* [Goal of the exercise] Which of the lines below include the word "lfppt"? Pull each one out.
BEGIN Source data
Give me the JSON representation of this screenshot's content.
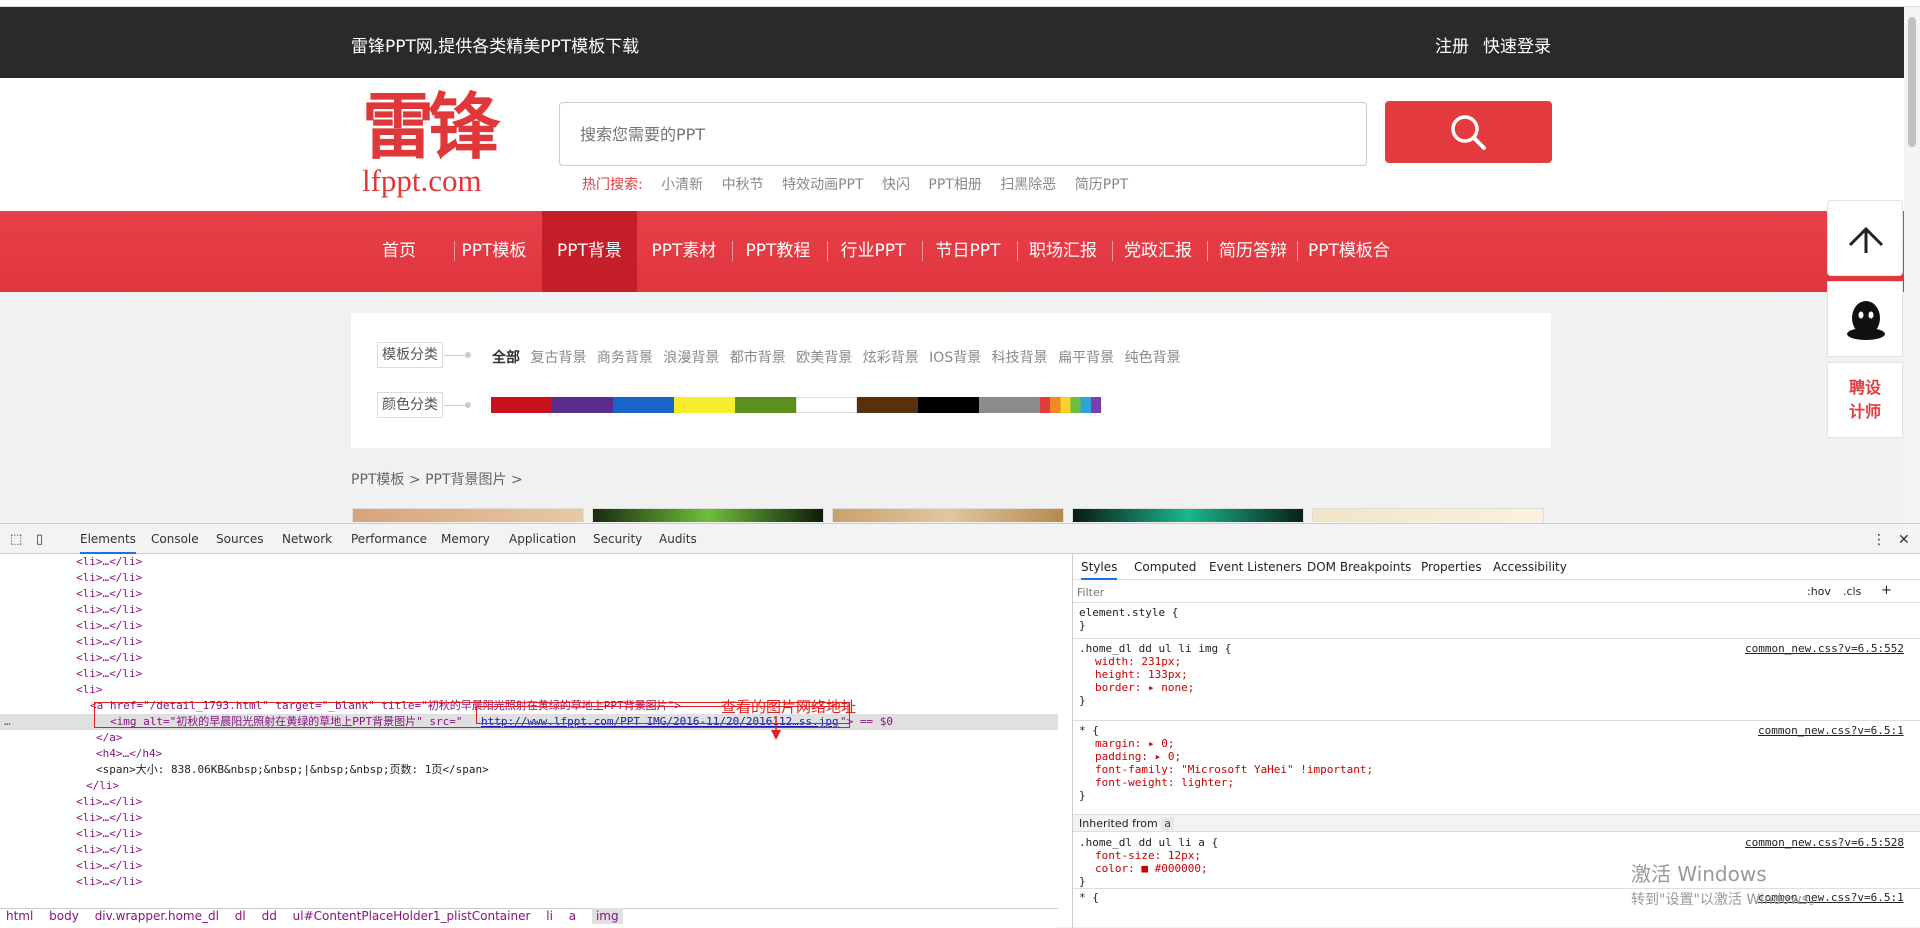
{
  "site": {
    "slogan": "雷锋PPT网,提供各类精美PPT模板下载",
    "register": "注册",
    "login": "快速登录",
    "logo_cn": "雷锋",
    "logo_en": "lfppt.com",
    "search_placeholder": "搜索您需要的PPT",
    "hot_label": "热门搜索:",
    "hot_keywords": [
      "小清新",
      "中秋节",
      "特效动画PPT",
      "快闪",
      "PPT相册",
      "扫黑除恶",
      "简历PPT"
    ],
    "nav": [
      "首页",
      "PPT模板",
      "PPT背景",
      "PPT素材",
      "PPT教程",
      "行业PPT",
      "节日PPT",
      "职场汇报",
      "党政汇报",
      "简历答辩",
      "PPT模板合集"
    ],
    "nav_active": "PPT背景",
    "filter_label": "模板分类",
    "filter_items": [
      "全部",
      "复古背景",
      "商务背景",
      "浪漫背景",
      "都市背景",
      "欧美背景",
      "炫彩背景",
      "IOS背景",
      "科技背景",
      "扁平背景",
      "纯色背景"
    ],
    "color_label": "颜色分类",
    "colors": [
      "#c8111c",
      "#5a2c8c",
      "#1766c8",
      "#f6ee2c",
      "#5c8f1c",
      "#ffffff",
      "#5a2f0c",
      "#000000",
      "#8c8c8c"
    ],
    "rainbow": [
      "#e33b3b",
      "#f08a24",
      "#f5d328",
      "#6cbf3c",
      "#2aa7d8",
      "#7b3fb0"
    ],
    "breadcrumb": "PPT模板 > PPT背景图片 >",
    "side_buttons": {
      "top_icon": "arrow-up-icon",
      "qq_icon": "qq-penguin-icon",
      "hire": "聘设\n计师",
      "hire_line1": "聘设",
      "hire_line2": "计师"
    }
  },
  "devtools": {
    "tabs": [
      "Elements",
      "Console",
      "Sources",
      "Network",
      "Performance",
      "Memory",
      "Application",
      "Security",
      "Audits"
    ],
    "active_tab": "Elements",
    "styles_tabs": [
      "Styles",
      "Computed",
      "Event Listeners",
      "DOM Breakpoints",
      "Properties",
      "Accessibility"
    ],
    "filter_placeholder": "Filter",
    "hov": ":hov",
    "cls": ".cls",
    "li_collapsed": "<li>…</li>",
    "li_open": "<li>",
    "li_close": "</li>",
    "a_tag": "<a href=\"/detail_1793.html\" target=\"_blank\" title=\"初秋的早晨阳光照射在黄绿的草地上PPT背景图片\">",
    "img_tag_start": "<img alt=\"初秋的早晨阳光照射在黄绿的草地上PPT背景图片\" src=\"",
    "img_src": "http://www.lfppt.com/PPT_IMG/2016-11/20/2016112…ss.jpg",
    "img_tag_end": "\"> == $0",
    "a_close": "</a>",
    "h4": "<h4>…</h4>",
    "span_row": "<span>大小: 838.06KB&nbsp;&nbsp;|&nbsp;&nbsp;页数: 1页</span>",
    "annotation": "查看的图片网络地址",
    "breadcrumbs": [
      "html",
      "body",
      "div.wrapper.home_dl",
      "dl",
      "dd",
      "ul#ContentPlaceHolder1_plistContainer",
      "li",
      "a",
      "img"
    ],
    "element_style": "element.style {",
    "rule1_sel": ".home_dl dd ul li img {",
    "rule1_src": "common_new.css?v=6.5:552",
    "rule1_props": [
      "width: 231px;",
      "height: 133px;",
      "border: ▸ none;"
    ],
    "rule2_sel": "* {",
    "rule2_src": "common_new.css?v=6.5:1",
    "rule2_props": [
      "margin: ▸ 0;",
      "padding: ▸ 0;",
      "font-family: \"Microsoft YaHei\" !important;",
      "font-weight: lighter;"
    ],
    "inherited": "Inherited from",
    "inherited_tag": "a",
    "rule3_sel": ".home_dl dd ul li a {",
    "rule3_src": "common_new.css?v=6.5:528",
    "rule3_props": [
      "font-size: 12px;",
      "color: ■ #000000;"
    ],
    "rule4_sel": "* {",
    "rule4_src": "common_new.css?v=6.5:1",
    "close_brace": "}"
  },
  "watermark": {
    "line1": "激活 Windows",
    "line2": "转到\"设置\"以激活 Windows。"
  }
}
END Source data
* [Written reply]
    "logo_en": "lfppt.com",
    "img_src": "http://www.lfppt.com/PPT_IMG/2016-11/20/2016112…ss.jpg",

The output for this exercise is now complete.